Thanks for the ideas. I really like this idea. I think its smart to give
beginning painters only the three primaries and white. By constricting them
to use only these three tones they will get to intensly scrutinize many
important aspects of color i.e. value, hue, intensity, temperature, opacity,
transparency, etc. As they are only using three colors they can stay
focused on these integral components of color mixing rather then get caught
up in trying a millon different colors. ALso...Im a strong believer that
the more parameters and structure..the more creative one can be...
>From: "Ginny Rockwood"

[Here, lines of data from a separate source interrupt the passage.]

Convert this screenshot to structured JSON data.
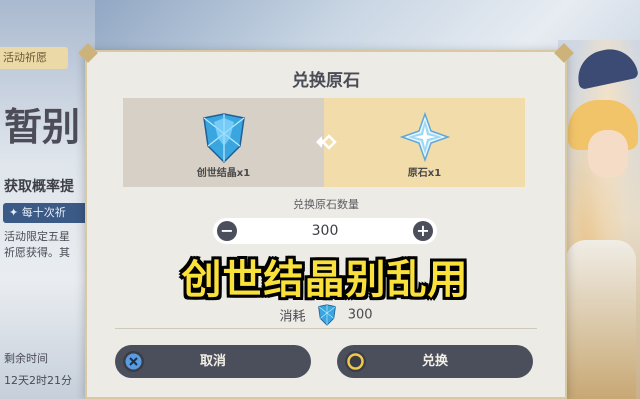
{
  "background": {
    "event_tab": "活动祈愿",
    "banner_title": "暂别",
    "probability_heading": "获取概率提",
    "highlight_pill": "每十次祈",
    "desc_line1": "活动限定五星",
    "desc_line2": "祈愿获得。其",
    "remaining_label": "剩余时间",
    "remaining_value": "12天2时21分"
  },
  "dialog": {
    "title": "兑换原石",
    "from_item": {
      "label": "创世结晶x1",
      "icon": "genesis-crystal-icon"
    },
    "to_item": {
      "label": "原石x1",
      "icon": "primogem-icon"
    },
    "arrow_icon": "exchange-arrow-icon",
    "quantity_label": "兑换原石数量",
    "quantity_value": "300",
    "minus": "−",
    "plus": "+",
    "cost_label": "消耗",
    "cost_value": "300",
    "cancel_label": "取消",
    "confirm_label": "兑换"
  },
  "caption": "创世结晶别乱用",
  "colors": {
    "panel_left": "#d6d0c6",
    "panel_right": "#f2dcaa",
    "button_dark": "#4b4f5c",
    "caption_yellow": "#f9e03a",
    "cancel_icon": "#5b9be0",
    "confirm_icon": "#f0c94a"
  }
}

>Reply-To: "ArtsEdNet Talk" <firstname.lastname@example.org>
>To: "ArtsEdNet Talk" <email@example.com>
>Subject: Re: Question on Teaching Color Mixing
>Date: Wed, 17 Nov 2004 14:03:55 -0400
>My eighth graders work with Sax tempera paints. We discuss the three
>characteristics of color: hue, value and intensity. They mix and paint
>color value studies: add white to make lighter and black to make darker.
>They mix and paint intensity studies: add the complement to make the
>duller until they reach gray (they sometimes need to add white to the
>mixture to see the gray which can be pretty dark.) Then they have to
>colors. I take those color strips from paint stores and cut them up into
>squares, and students have to match 3. We use this "formula":
>the hue(s), the value (either light or dark), and the intensity (either
>bright or dull). Once students have made the determinations for the
>color square, they know which paint colors to squeeze out and mix. Then
>it's trial and error until they find the correct proportions. I do
>demonstrations. I keep a magenta handy for some colors that require a
>red and the regular blue and ultra blue for the warm and cool blues.
>projects differ depending on the class.
>Another "practice your color mixing" activity is to have
>one hand and then using only red, blue, yellow and white, have them mix
>their hand color. Best to start with white, then add some red and
>then in minute amounts add blue bit by bit until you find the correct
>brown. You can add a multicultural link to this by talking about how
>everyone's skin color is made up with the same 3 hues, just in different
>proportions. This activity was featured in Tolerance magazine a while
>back, but I've been doing it for many years before that.
>Link to intensity studies:
>Link to value studies:
>Brattleboro Area Middle School
>Brattleboro, VT 05301